## DATA FOR THIS EXERCISE
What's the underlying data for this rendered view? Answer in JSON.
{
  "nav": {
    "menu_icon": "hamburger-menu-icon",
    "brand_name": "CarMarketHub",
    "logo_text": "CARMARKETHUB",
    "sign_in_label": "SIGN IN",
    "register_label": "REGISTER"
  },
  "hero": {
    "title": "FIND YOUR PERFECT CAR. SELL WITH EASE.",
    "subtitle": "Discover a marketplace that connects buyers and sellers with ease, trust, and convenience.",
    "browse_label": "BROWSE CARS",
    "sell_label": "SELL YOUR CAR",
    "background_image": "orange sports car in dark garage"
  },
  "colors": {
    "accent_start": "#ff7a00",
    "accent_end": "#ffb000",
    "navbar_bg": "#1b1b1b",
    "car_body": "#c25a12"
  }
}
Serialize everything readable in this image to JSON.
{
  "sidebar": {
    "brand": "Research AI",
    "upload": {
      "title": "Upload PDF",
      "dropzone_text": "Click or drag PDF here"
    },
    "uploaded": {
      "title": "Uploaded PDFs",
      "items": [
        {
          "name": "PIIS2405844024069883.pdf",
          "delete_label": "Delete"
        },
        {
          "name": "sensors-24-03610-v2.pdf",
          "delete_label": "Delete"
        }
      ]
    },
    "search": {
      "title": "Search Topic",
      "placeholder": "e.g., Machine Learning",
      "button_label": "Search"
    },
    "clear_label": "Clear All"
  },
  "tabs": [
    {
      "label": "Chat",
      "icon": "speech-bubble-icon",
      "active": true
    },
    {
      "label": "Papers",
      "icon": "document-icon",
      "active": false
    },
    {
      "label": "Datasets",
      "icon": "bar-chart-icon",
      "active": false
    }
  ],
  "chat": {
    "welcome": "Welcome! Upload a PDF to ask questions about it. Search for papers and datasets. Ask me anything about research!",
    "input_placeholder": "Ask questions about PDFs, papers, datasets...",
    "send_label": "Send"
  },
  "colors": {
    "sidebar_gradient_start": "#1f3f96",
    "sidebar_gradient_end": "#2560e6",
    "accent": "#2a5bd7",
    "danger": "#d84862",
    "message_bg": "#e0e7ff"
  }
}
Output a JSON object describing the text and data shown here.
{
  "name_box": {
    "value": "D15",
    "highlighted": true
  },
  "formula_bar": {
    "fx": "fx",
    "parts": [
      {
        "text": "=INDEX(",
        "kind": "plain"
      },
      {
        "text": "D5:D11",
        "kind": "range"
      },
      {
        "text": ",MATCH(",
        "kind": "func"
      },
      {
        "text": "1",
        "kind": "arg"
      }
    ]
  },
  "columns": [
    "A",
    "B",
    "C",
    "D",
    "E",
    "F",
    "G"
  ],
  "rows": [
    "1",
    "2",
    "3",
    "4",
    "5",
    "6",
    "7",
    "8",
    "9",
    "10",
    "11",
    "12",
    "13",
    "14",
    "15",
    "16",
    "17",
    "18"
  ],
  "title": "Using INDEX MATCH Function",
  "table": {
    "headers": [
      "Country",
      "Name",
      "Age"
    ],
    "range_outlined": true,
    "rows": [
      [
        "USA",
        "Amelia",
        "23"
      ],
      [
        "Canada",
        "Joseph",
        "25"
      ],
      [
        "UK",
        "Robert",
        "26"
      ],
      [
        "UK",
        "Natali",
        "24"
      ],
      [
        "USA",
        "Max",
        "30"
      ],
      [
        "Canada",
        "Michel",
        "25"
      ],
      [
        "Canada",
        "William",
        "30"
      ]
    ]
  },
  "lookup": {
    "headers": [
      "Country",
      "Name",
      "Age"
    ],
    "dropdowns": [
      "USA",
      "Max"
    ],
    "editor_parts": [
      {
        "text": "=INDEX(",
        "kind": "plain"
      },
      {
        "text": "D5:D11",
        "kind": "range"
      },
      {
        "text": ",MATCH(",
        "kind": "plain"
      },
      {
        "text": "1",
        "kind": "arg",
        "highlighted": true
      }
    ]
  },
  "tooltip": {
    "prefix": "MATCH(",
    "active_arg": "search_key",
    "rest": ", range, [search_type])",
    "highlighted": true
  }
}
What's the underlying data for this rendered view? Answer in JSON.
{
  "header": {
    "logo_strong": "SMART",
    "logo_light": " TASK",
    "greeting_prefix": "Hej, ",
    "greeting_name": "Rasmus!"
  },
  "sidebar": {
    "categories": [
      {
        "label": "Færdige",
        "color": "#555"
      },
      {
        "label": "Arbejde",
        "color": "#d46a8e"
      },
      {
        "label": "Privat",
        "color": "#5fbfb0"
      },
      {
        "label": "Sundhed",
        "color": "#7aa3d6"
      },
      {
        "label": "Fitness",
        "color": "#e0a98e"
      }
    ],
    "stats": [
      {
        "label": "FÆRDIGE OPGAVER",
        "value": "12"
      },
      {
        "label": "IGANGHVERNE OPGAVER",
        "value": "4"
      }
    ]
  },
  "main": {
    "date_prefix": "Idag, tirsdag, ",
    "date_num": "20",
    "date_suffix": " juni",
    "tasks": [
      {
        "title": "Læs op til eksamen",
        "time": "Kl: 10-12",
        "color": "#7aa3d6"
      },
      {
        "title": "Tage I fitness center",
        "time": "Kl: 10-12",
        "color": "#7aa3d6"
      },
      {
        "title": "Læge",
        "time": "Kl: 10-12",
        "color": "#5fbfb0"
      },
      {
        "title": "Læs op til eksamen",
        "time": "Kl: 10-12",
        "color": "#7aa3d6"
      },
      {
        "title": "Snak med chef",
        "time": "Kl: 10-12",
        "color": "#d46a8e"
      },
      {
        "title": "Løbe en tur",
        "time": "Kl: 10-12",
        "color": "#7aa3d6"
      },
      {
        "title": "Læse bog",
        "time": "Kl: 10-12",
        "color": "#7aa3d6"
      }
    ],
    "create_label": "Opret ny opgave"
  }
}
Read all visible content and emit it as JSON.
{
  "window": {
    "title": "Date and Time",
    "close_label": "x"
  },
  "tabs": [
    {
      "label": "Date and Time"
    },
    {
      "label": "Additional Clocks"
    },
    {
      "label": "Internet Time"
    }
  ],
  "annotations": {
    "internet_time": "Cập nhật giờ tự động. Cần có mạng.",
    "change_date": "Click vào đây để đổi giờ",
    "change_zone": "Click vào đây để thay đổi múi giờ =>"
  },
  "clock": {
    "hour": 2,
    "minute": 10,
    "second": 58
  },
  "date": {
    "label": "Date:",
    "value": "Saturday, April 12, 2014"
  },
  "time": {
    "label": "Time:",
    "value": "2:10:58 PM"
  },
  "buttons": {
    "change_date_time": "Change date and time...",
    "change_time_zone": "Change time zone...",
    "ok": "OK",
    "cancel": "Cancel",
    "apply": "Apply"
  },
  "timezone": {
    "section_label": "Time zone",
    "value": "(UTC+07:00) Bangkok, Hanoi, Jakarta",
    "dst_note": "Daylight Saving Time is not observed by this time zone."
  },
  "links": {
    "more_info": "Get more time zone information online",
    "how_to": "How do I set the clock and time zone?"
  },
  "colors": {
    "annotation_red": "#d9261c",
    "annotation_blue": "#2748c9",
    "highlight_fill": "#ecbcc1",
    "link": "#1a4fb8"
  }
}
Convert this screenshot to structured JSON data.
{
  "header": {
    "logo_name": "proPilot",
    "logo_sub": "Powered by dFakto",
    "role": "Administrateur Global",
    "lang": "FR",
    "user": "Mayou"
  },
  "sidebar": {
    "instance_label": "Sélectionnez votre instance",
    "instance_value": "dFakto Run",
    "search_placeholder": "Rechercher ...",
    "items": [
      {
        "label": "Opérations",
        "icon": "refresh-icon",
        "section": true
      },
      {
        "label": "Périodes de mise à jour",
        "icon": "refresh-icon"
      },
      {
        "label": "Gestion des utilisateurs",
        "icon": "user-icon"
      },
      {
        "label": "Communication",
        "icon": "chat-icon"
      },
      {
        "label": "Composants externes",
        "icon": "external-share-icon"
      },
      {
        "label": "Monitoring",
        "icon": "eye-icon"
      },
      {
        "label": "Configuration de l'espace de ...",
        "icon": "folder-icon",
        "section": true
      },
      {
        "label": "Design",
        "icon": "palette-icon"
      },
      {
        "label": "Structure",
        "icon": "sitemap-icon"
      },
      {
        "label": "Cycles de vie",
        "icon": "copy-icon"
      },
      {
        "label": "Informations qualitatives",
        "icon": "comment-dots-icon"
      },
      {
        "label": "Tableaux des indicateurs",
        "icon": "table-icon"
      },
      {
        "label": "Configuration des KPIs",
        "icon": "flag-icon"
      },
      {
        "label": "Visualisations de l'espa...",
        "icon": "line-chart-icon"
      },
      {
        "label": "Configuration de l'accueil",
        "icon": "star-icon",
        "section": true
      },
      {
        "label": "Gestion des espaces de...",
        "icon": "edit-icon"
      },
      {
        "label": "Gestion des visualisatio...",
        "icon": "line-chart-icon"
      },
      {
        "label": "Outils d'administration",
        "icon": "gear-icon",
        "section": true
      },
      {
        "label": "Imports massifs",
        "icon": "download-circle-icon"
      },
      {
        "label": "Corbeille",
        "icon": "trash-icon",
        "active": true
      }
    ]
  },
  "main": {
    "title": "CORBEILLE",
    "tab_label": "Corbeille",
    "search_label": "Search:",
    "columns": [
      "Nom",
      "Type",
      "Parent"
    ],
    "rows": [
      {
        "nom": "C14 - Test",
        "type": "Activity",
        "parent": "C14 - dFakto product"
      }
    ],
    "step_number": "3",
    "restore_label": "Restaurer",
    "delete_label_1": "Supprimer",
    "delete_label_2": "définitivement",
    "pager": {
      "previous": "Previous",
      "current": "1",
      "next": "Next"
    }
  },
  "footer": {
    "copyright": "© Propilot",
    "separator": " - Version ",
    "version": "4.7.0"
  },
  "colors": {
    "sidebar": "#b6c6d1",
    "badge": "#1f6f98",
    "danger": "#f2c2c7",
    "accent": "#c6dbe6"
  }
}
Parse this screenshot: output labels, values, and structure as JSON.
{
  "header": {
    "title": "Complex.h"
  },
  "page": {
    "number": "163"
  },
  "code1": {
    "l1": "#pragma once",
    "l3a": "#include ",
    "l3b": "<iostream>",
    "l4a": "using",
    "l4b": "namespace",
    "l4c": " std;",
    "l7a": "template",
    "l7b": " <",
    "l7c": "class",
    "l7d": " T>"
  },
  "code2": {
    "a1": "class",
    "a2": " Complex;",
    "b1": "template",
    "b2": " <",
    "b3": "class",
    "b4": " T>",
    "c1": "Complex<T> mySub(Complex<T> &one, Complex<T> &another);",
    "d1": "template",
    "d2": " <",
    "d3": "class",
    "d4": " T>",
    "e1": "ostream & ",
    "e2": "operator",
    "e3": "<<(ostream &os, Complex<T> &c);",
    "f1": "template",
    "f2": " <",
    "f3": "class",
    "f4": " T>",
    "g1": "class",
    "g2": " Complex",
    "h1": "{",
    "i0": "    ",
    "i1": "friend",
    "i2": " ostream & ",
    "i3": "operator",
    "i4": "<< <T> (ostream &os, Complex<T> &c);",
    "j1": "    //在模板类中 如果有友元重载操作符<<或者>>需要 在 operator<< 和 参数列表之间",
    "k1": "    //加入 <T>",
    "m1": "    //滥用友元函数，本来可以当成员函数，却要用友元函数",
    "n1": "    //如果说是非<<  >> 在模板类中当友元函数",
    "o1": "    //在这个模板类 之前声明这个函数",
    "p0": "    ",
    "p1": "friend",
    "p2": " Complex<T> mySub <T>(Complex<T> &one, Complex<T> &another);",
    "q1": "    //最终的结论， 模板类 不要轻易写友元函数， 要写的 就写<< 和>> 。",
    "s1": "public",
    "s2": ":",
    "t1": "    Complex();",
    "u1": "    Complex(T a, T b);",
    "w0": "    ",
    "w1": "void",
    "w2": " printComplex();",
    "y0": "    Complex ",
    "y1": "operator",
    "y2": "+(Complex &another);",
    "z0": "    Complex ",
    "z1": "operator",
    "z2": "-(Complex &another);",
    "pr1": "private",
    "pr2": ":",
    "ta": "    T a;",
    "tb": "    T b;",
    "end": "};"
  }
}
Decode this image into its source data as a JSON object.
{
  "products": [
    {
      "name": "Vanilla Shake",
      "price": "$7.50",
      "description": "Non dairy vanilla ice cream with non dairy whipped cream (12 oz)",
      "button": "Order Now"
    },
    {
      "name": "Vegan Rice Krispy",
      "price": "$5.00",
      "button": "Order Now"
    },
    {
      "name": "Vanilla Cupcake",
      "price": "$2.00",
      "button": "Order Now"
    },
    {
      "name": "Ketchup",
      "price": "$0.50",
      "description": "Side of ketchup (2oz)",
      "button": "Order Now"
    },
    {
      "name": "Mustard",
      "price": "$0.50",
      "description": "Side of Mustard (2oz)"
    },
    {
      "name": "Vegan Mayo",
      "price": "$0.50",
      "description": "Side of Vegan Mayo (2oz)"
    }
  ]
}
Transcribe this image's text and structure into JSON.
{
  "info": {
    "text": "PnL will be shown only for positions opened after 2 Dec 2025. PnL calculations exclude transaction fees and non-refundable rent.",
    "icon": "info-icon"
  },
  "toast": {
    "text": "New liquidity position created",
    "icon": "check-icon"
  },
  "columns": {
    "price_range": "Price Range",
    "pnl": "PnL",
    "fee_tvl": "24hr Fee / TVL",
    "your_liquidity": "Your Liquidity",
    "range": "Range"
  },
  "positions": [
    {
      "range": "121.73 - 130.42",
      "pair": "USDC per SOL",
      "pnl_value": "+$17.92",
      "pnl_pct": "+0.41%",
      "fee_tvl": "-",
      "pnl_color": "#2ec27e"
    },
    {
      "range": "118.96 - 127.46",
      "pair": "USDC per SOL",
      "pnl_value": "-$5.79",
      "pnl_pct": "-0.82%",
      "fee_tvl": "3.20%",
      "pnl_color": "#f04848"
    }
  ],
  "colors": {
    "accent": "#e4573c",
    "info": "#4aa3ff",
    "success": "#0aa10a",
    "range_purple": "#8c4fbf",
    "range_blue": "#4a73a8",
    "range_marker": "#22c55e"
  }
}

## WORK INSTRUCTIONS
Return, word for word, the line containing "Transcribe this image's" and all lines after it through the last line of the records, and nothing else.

## EXERCISE RESPONSE
Transcribe this image's text and structure into JSON.
{
  "info": {
    "text": "PnL will be shown only for positions opened after 2 Dec 2025. PnL calculations exclude transaction fees and non-refundable rent.",
    "icon": "info-icon"
  },
  "toast": {
    "text": "New liquidity position created",
    "icon": "check-icon"
  },
  "columns": {
    "price_range": "Price Range",
    "pnl": "PnL",
    "fee_tvl": "24hr Fee / TVL",
    "your_liquidity": "Your Liquidity",
    "range": "Range"
  },
  "positions": [
    {
      "range": "121.73 - 130.42",
      "pair": "USDC per SOL",
      "pnl_value": "+$17.92",
      "pnl_pct": "+0.41%",
      "fee_tvl": "-",
      "pnl_color": "#2ec27e"
    },
    {
      "range": "118.96 - 127.46",
      "pair": "USDC per SOL",
      "pnl_value": "-$5.79",
      "pnl_pct": "-0.82%",
      "fee_tvl": "3.20%",
      "pnl_color": "#f04848"
    }
  ],
  "colors": {
    "accent": "#e4573c",
    "info": "#4aa3ff",
    "success": "#0aa10a",
    "range_purple": "#8c4fbf",
    "range_blue": "#4a73a8",
    "range_marker": "#22c55e"
  }
}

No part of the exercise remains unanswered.